The uncertainty around the cost-effectiveness ratio in the younger patient cohorts had been addressed by lowering the price of Zostavax such that in the 60 year old cohort and the 61 to 79 year old cohort, the ICERs per extra QALY gained were between $15,000 to $45,000. While the cost of vaccine in the 80 plus age group was also reduced, the ICER per extra QALY gained was unacceptably high at between $45,000 to $75,000.
The PBAC noted additional sensitivity analyses on disutilities associated with zoster and post-herpetic neuralgia gave a range of ICERs per extra QALY gained of between $15,000 and $45,000 in the 60 year old cohort. Nevertheless, the PBAC considered there remains considerable uncertainty about the estimates of QALY gains, given that all benefits are in terms of improvements in morbidity. The PBAC accepted that there are likely to be substantial quality of life gains from zoster vaccine (from morbidity avoided). It was also noted that listing of the vaccine would not provide a degree of herd immunity as had been the case with rotavirus human papilloma virus vaccines.
ZOSTER VIRUS VACCINE LIVE (Oka/Merk), injection, 0.65 mL
National Immunisation Program
For the prevention of herpes zoster (shingles), for prevention of postherpetic neuralgia and for reduction of acute and chronic zoster-associated pain for immunocompetent persons aged 60 years and a catch-up cohort of all individuals aged 61 to 79 years.
Pack size: 1
13. Context for Decision
The PBAC helps decide whether and, if so, how medicines should be subsidised in Australia. It considers submissions in this context. A PBAC decision not to recommend listing or not to recommend changing a listing does not represent a final PBAC view about the merits of the medicine. A company can resubmit to the PBAC or seek independent review of the PBAC decision.
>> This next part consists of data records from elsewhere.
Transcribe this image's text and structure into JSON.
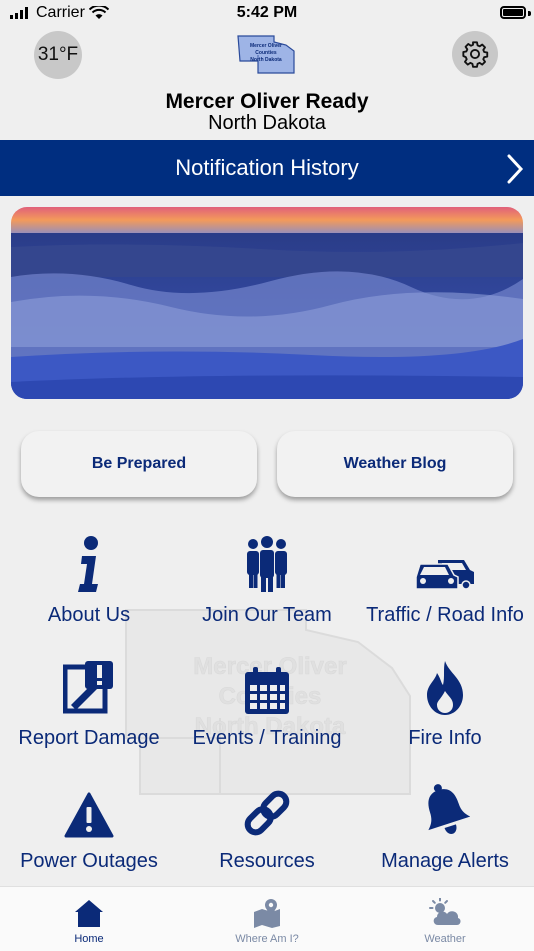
{
  "status_bar": {
    "carrier": "Carrier",
    "time": "5:42 PM"
  },
  "header": {
    "temperature": "31°F",
    "logo_text": [
      "Mercer Oliver",
      "Counties",
      "North Dakota"
    ],
    "title": "Mercer Oliver Ready",
    "subtitle": "North Dakota"
  },
  "notification_bar": {
    "label": "Notification History"
  },
  "buttons": {
    "be_prepared": "Be Prepared",
    "weather_blog": "Weather Blog"
  },
  "watermark": {
    "lines": [
      "Mercer Oliver",
      "Counties",
      "North Dakota"
    ]
  },
  "grid": [
    {
      "label": "About Us",
      "icon": "info-icon"
    },
    {
      "label": "Join Our Team",
      "icon": "users-icon"
    },
    {
      "label": "Traffic / Road Info",
      "icon": "cars-icon"
    },
    {
      "label": "Report Damage",
      "icon": "report-damage-icon"
    },
    {
      "label": "Events / Training",
      "icon": "calendar-icon"
    },
    {
      "label": "Fire Info",
      "icon": "fire-icon"
    },
    {
      "label": "Power Outages",
      "icon": "warning-icon"
    },
    {
      "label": "Resources",
      "icon": "link-icon"
    },
    {
      "label": "Manage Alerts",
      "icon": "bell-icon"
    }
  ],
  "tabs": [
    {
      "label": "Home",
      "icon": "home-icon",
      "active": true
    },
    {
      "label": "Where Am I?",
      "icon": "map-icon",
      "active": false
    },
    {
      "label": "Weather",
      "icon": "weather-icon",
      "active": false
    }
  ],
  "colors": {
    "primary": "#002e80",
    "background": "#efefef"
  }
}
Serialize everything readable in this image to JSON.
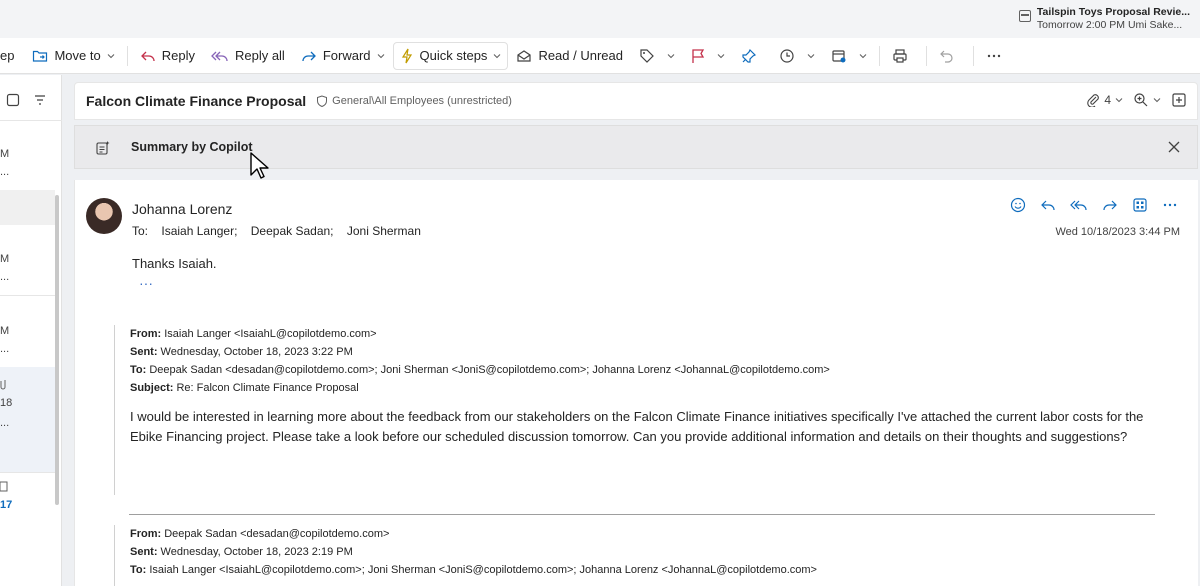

14. Sponsor’s Comment
CSL welcomes the PBAC decision to recommend Zostavax for inclusion in the National
Immunisation Program following a second submission.
CSL notes that the draft updated zoster chapter in the 9th edition of the Australian Immunisation Handbook, recently circulated for public comment, states that Zostavax vaccine may be administered concurrently with pneumococcal polysaccharide vaccine, 23-valent (23vPPV).